Australian Gold Rush- Attributing a photo.

Gold diggings, Ararat, Victoria, by Edwin Stocqueler, 1854

Found on: https://en.wikipedia.org/wiki/Australian_gold_rushes on 22/03/2017

 

 

 

 

The water trickles through the mud and sludge. The stench of stale bodies, sweat and wet earth fills the air. Gravel, stones and water slosh in pans and cradles. Picks hack at the mud and shale. The calls of miners ring out around the valley- Irish, English, Chinese, American accents mingle.

All are looking for the glint. The glint of the ever elusive gold.

Technology Use Messes With Sleep

Technology Use Messes With Sleep

Here is another article about technology use interrupting our sleep patterns.

We will Jig Saw read again. In groups of 3, choose what section you are going to read. As you read, you need to focus on Close Reading and taking notes. It will be your responsibility to explain to your group the section that you have read.

We will review our anchor charts about close reading and taking notes before we begin.

After you have read, you will need your Author book. Divide your page into 2 sections. We will write a persuasive article in the coming days about sleep and technology. With your trio, brainstorm ideas and arguments FOR and AGAINST technology use before bed.

Sleep and artificial light

Artificial Light and Sleep Disorders

Here is an article about artificial light and sleep disorders- since you were all so surprised by how artificial light impacts on your sleep!

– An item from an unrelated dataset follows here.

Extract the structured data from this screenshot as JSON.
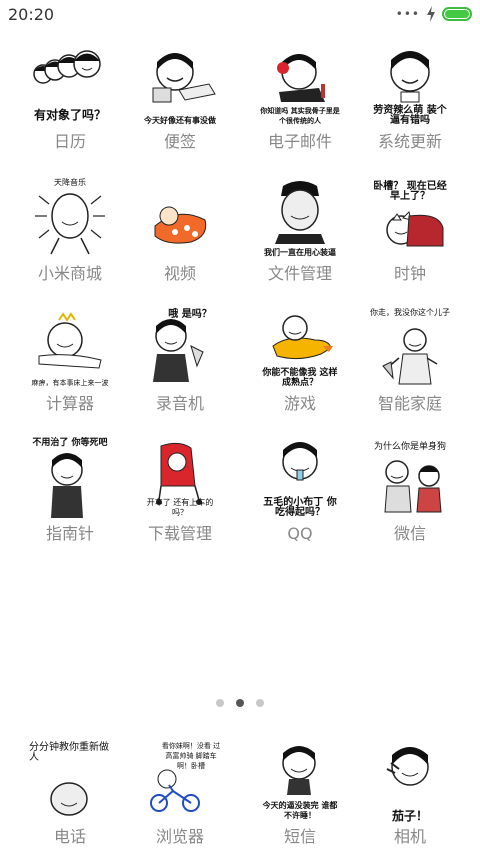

We will Jig Saw Read.

You will need to be in groups of 3.
The article is in 3 paragraphs, choose a paragraph to read each.
As you read, you will need to be close reading and taking notes.

What does this mean? How do you do it? Why is it important?

Let’s have a look!

Skinny vs. Fat

Hi Guys,

Your fact sheets are looking terrific- engaging, interesting to read, short snippets of to the point information- well done!

The next part we need to do, is to create 2 questions for a reader to investigate. We want nice, fat, juicy, delicious questions! So what’s the difference between a skinny question and a fat question? I’m so glad you asked!

Fat questions require an answer that needs a little investigating, a far bit of thought, and there may be more than one correct answer.

Skinny questions are questions that may have a yes/no or true/false answer. Their answers can be found very quickly and easily within the text. They often don’t require much thinking or any further investigating.

Fat and skinny questions both have an important place in reading and writing, but for this activity, I’d like you to write 2 fat questions. 

So how do you write a fat question? What should a fat question start with?

Let’s have a look HERE

And HERE

And HERE

These websites have some great questions starters for you to use. It may take you a couple of goes to get some really juicy fat questions and you might have to share you questions with a few people to test if they are truly fat questions.